"Get inside your pokeball, you'll be safe there," he'd say, as the temperatures dropped. He'd stand under the rain and shout defiantly at the sky he couldn't hope to beat in a lifetime. "After that, just trust me." And then he'd shove us to safety, close the lid of the capsule, bar the doors or recall the pokemon. "Don't worry, you just stay right there." He'd take care of it, he had a plan, there was nothing for us to be afraid of. Until we realized that he didn't expect to ever see us again. He was always doing that, even if we'd willingly follow him to certain death if it meant a chance to protect him. And maybe that was why he did it.
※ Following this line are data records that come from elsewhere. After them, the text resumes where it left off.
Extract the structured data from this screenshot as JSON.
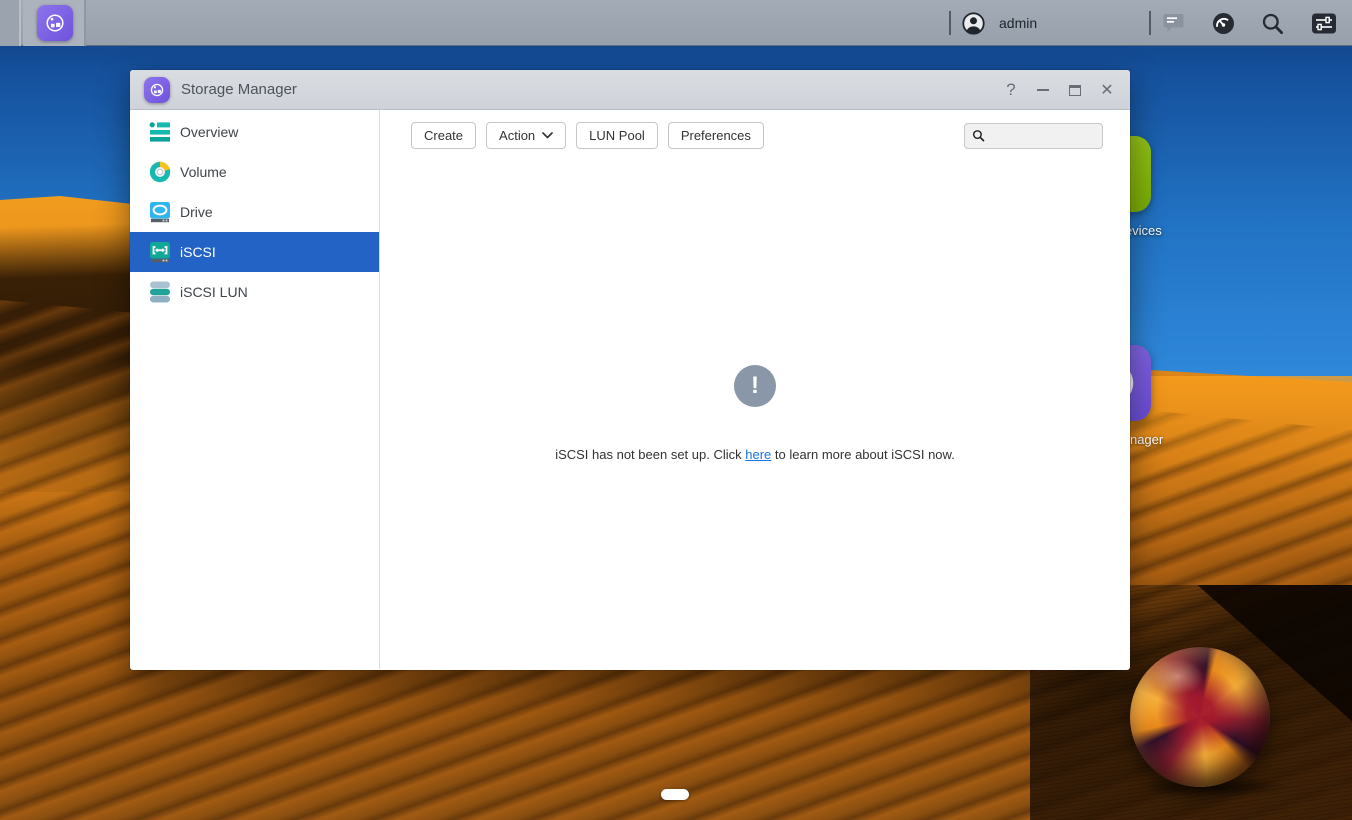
{
  "taskbar": {
    "user_name": "admin",
    "icons": [
      "app-launcher",
      "user-avatar",
      "notifications",
      "system-monitor",
      "search",
      "task-switcher"
    ]
  },
  "window": {
    "title": "Storage Manager",
    "controls": {
      "help": "?",
      "close": "✕"
    },
    "sidebar": {
      "selected": "iSCSI",
      "items": [
        {
          "label": "Overview"
        },
        {
          "label": "Volume"
        },
        {
          "label": "Drive"
        },
        {
          "label": "iSCSI"
        },
        {
          "label": "iSCSI LUN"
        }
      ]
    },
    "toolbar": {
      "buttons": [
        "Create",
        "Action",
        "LUN Pool",
        "Preferences"
      ],
      "search_placeholder": ""
    },
    "empty_state": {
      "icon_glyph": "!",
      "text_before": "iSCSI has not been set up. Click ",
      "link_text": "here",
      "text_after": " to learn more about iSCSI now."
    }
  },
  "desktop": {
    "shortcuts": [
      {
        "label": "External Devices"
      },
      {
        "label": "Storage Manager"
      }
    ]
  },
  "colors": {
    "selected_row_blue": "#2263c5",
    "link_blue": "#1874e8",
    "brand_purple": "#7e5fe6",
    "empty_icon_gray": "#8a97a8"
  }
}
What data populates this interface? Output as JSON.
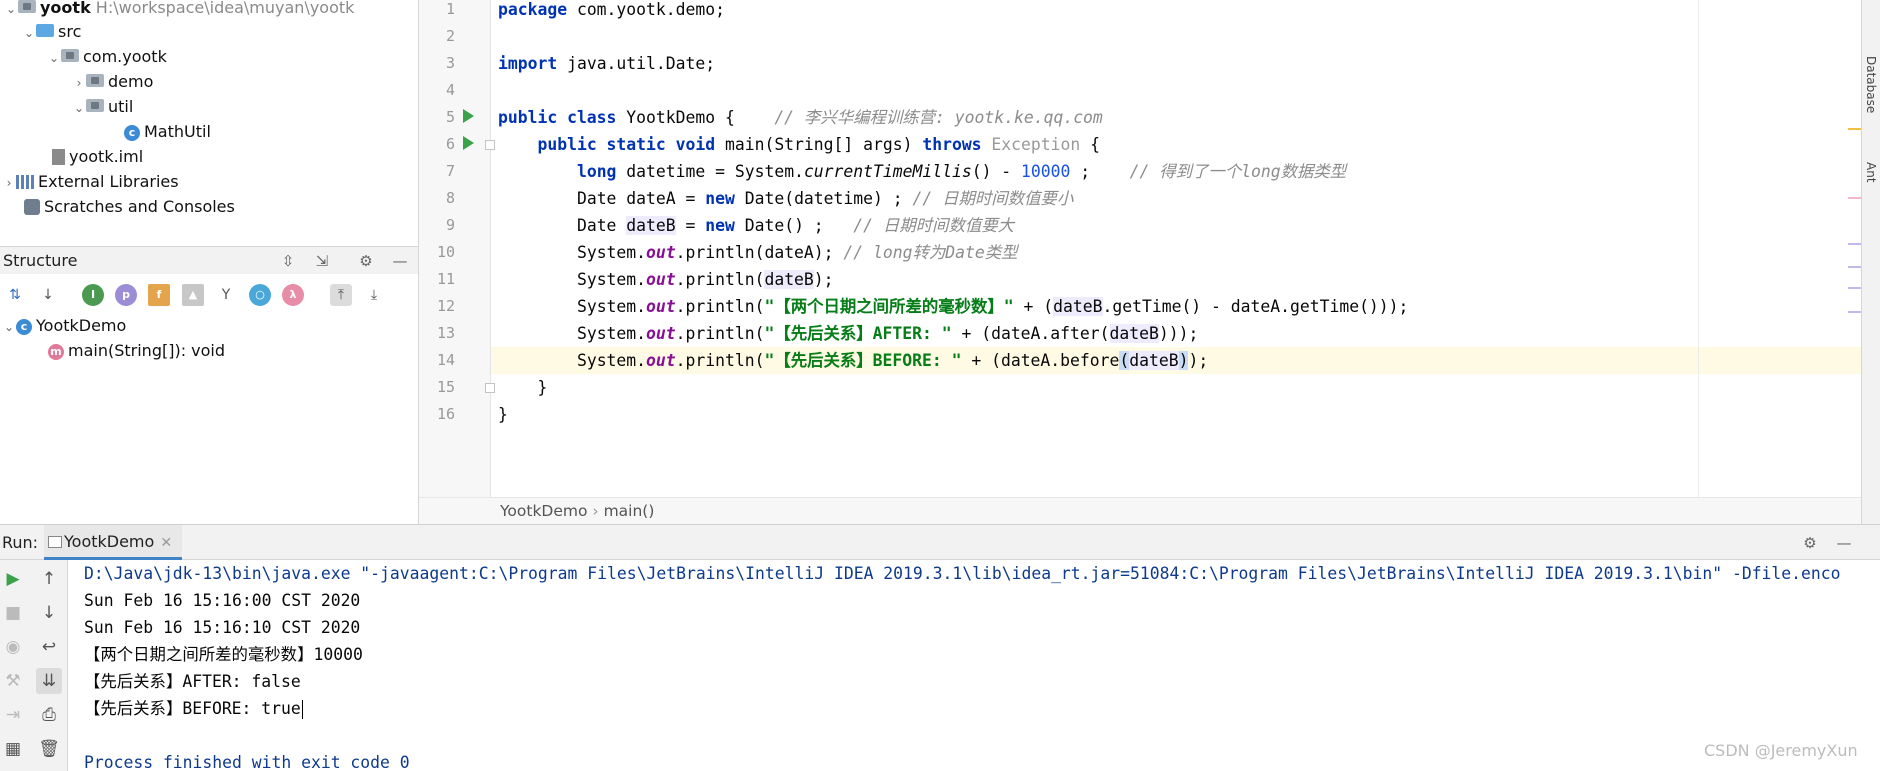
{
  "project_tree": {
    "root_name": "yootk",
    "root_path": "H:\\workspace\\idea\\muyan\\yootk",
    "items": [
      {
        "label": "src"
      },
      {
        "label": "com.yootk"
      },
      {
        "label": "demo"
      },
      {
        "label": "util"
      },
      {
        "label": "MathUtil"
      },
      {
        "label": "yootk.iml"
      },
      {
        "label": "External Libraries"
      },
      {
        "label": "Scratches and Consoles"
      }
    ]
  },
  "structure": {
    "title": "Structure",
    "tree": [
      "YootkDemo",
      "main(String[]): void"
    ]
  },
  "editor": {
    "line_numbers": [
      "1",
      "2",
      "3",
      "4",
      "5",
      "6",
      "7",
      "8",
      "9",
      "10",
      "11",
      "12",
      "13",
      "14",
      "15",
      "16"
    ],
    "code": {
      "l1_kw": "package",
      "l1_rest": " com.yootk.demo;",
      "l3_kw": "import",
      "l3_rest": " java.util.Date;",
      "l5_kw": "public class",
      "l5_name": " YootkDemo {    ",
      "l5_comment": "// 李兴华编程训练营: yootk.ke.qq.com",
      "l6_kw1": "public static void",
      "l6_mid": " main(String[] args) ",
      "l6_kw2": "throws",
      "l6_ex": " Exception",
      "l6_end": " {",
      "l7_kw": "long",
      "l7_a": " datetime = System.",
      "l7_m": "currentTimeMillis",
      "l7_b": "() - ",
      "l7_num": "10000",
      "l7_c": " ;    ",
      "l7_comment": "// 得到了一个long数据类型",
      "l8_a": "Date dateA = ",
      "l8_kw": "new",
      "l8_b": " Date(datetime) ; ",
      "l8_comment": "// 日期时间数值要小",
      "l9_a": "Date ",
      "l9_var": "dateB",
      "l9_b": " = ",
      "l9_kw": "new",
      "l9_c": " Date() ;   ",
      "l9_comment": "// 日期时间数值要大",
      "sys": "System.",
      "out": "out",
      "l10_rest": ".println(dateA); ",
      "l10_comment": "// long转为Date类型",
      "l11_a": ".println(",
      "l11_var": "dateB",
      "l11_b": ");",
      "l12_a": ".println(",
      "l12_str": "\"【两个日期之间所差的毫秒数】\"",
      "l12_b": " + (",
      "l12_var": "dateB",
      "l12_c": ".getTime() - dateA.getTime()));",
      "l13_a": ".println(",
      "l13_str": "\"【先后关系】AFTER: \"",
      "l13_b": " + (dateA.after(",
      "l13_var": "dateB",
      "l13_c": ")));",
      "l14_a": ".println(",
      "l14_str": "\"【先后关系】BEFORE: \"",
      "l14_b": " + (dateA.before",
      "l14_p1": "(",
      "l14_var": "dateB",
      "l14_p2": ")",
      "l14_c": ");",
      "l15": "}",
      "l16": "}"
    },
    "breadcrumb": [
      "YootkDemo",
      "main()"
    ]
  },
  "right_strip": [
    "Database",
    "Ant"
  ],
  "run_panel": {
    "label": "Run:",
    "tab": "YootkDemo",
    "console_lines": [
      "D:\\Java\\jdk-13\\bin\\java.exe \"-javaagent:C:\\Program Files\\JetBrains\\IntelliJ IDEA 2019.3.1\\lib\\idea_rt.jar=51084:C:\\Program Files\\JetBrains\\IntelliJ IDEA 2019.3.1\\bin\" -Dfile.enco",
      "Sun Feb 16 15:16:00 CST 2020",
      "Sun Feb 16 15:16:10 CST 2020",
      "【两个日期之间所差的毫秒数】10000",
      "【先后关系】AFTER: false",
      "【先后关系】BEFORE: true",
      "Process finished with exit code 0"
    ]
  },
  "watermark": "CSDN @JeremyXun",
  "colors": {
    "keyword": "#0033b3",
    "string": "#067d17",
    "comment": "#8c8c8c",
    "number": "#1750eb",
    "field": "#871094",
    "current_line": "#fffae3",
    "run_arrow": "#3aa34a"
  }
}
"You're so stupid," I whispered through tears. Or was I the stupid one, for falling for it so many times? "At least, tell me you were going to do something about it." Surely he was, this was his Pokemon Journey we were talking about. He'd never compromise his future as a Pokemon Master, or be a slave to a ticking clock. Ash must have been asking about a solution, looking for a way to beat this.
For all it mattered, now. "You could have the decency to wake up so I can lecture you properly."
His face was still, yet surprisingly peaceful. I wondered if he was dreaming. His arms had scrapes and bruises, but not as many as I would have expected. If I overlooked the lack of hair, I could almost imagine he was resting after a long day of playing outside.
I could still remember the spot on his right arm where I'd bitten him, even though that scar faded after only a few days. But until it was gone, it was like a tiny, vicious voice slipping into my mind. You did this. This is your fault. This happened because of you.
All that for a simple bite. How long were these scars going to last?
"You idiot. What would I do without you?" I nuzzled his cheek. "Why didn't you tell me?"
"I don't think he told anyone, Pikachu." Snivy slipped into the room and joined me on the bed. "Not even his mom."
I decided not to point out that Ash told me plenty of things that he never told his mom. Instead, I lay down and curled up against Ash's side. His hand was just millimeters away, and if I held my head just right, I could imagine he was scratching me behind the ears. "They're all saying it's my fault, aren't they?"
"No one's saying that."
"But it's probably true." Snivy was quiet for a moment, then came over and patted my shoulder.
"If you want my opinion, I think that old building deserves most of the credit." She stayed by me while I pretended I wasn't sobbing into the bedspread, and eventually we both fell asleep.